Philomena Blackwell survived a city plagued with monsters, the gilded cage of high society, and the rule of a heartless man… and she aims to leave it all behind.
It’s 1905, and London has finally been freed from Henry Jekyll’s terrible legacy – its people cured, its thirteen-year quarantine lifted. The world is waiting, and for a girl who dreams of being its most dazzling star, what could be more enticing than the bright lights of New York City?
She is drawn across the ocean like a moth to a flame, her heart set on proving that while she may be small on the outside, her soaring talent eclipses even Manhattan’s towering skyline. When she lands a big break, it seems as if the city is ready to fall under her spell – just as she seems to be falling for a handsome young stage manager. But is it her stage presence mesmerizing the audience, or something more sinister behind the scenes?
Philomena has always relied on her fierce will and fiery heart, but a new and more terrible danger lurks in the shadows of Broadway’s bright lights, and even a mind as determined as hers may not be immune to its seductive, insidious pull…
[I received a copy of this book from the publisher, in exchange for an honest review.]
Although this sequel to “The Heartless City” is more of a standalone, I’d still recommend reading the first novel, as it will make understanding Philomena (and her relationship with her friends) better.
Philomena herself is a character I liked a lot in the previous book. As a young woman, almost a girl still, who grew up in an infested London and a slave of her household, just good enough to be married and have children as soon as she’d be of age, she could have been just any old secondary character, but let not her diminutive stature fool you: there’s fire and heart and willpower underneath. Disowned by her family, she goes to New York to fulfil her dream of becoming a singer on the Broadway scene. There starts the story of “The Hypnotic City”.
I must admit I remained torn throughout my reading, because of the “rags to riches” aspect—it was hard for me to decide if it was too cliché to my liking, or if it provided, on the contrary, a nice mise en abyme to Tom Casey’s shows: they’re described as “ridiculous and inane” by Jamie, stories where a working girl discovers she’s actually from a noble background and gets to embrace her legacy while also finding love… and this runs parallel to what happens to Philomena, except that she knows she’s of noble birth, but hides it, since people are always scared of her whenever she mentions coming from London. I tend to be on the fence regarding such plots, and there are quite a few clichés as well in this one: the letters that never arrive. Still, I couldn’t help but keep thinking that was totally on purpose, the author going all “sod it, I like those tropes, so I’m going to use them”, and not something done to fit a stereotype just because “some people love it”. I cannot fault that, and any reader who enjoys this kind of story is very likely to enjoy this one more than I did. (Which isn’t to say I didn’t—it’s just not my favourite kind of plot, if that makes sense.)

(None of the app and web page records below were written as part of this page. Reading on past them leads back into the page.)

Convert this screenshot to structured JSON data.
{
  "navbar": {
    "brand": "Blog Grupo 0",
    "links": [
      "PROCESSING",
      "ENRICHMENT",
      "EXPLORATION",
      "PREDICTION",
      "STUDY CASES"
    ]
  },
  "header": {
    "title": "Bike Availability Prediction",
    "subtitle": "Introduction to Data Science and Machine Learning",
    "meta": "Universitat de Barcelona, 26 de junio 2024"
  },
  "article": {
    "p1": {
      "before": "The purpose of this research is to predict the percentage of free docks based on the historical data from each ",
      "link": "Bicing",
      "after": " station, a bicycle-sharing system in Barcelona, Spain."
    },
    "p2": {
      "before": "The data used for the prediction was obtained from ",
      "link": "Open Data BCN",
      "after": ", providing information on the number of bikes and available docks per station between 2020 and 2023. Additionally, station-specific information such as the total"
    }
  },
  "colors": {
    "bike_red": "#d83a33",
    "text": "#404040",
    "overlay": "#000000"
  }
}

One really good thing here, regarding this “sterotypical plot”, is the feeling of unease permeating it. Perhaps because I already knew what Philomena had been through, perhaps because I expected “something” to happen at some point, but also because, under all the glitter and budding-singer-becomes-a-star glitz, I could sense that something was amiss. And I’d say the characters feel it too, especially Jamie, who may speak out of jealousy or contempt, yet nevertheless puts a finger on a few strange things in the process.
Another good thing is that the heroine is not a passive, helpless creature who lets events unfold around her; she tries to seize chances (going to auditions…) when she can, and she asserts her will (when a man boos her at her first show, she improvises and ends up impressing the audience). Phil knows what she wants, and is ready to fight for it, even though there are moments when she feels defeated. Yet this is also part of what “being a strong character” entails: it doesn’t mean being strong all the time, nor doing everything alone, it also means being able to acknowledge when you need help, and get it, and then win. Sort of.
The romance part was alright (I know, I know, I’m really a tough audience in terms of romance). Philomena’s love interest definitely had flaws, which made him human (and that’s good), but those flaws weren’t a deal breaker for me, unlike all these brooding-assholish “I’m so dangerous so don’t come near me characters”, and he was a decent person all around, who respected Phil’s personality.
The other guy was revolting, to say the least. I hated reading about him—and that is an extremely good thing, since eliciting feelings in a reader isn’t so easily done, at least not when I am concerned. When an author conveys how despicable a character is, in a manner that makes me feel like strangling said character with their own guts, well, that author has done something right.
I do believe the story could and should have been longer, though. As it is, a lot of screen time, so to speak, was devoted to the “rags to riches” part, and by contrast the resolution came too quickly. We barely get to see anything of Iris, Elliot and the others, when their role was important and would have deserved more, without necessarily detracting from Phil’s status as the main character. As it is, it seemed as if the main story was all told already, and that the mysterious/conspiracy part of the plot had to be dealt with because a resolution was expected, yet without being really convinced about it. Had this part been more developed, it’d have been a 4-stars for me.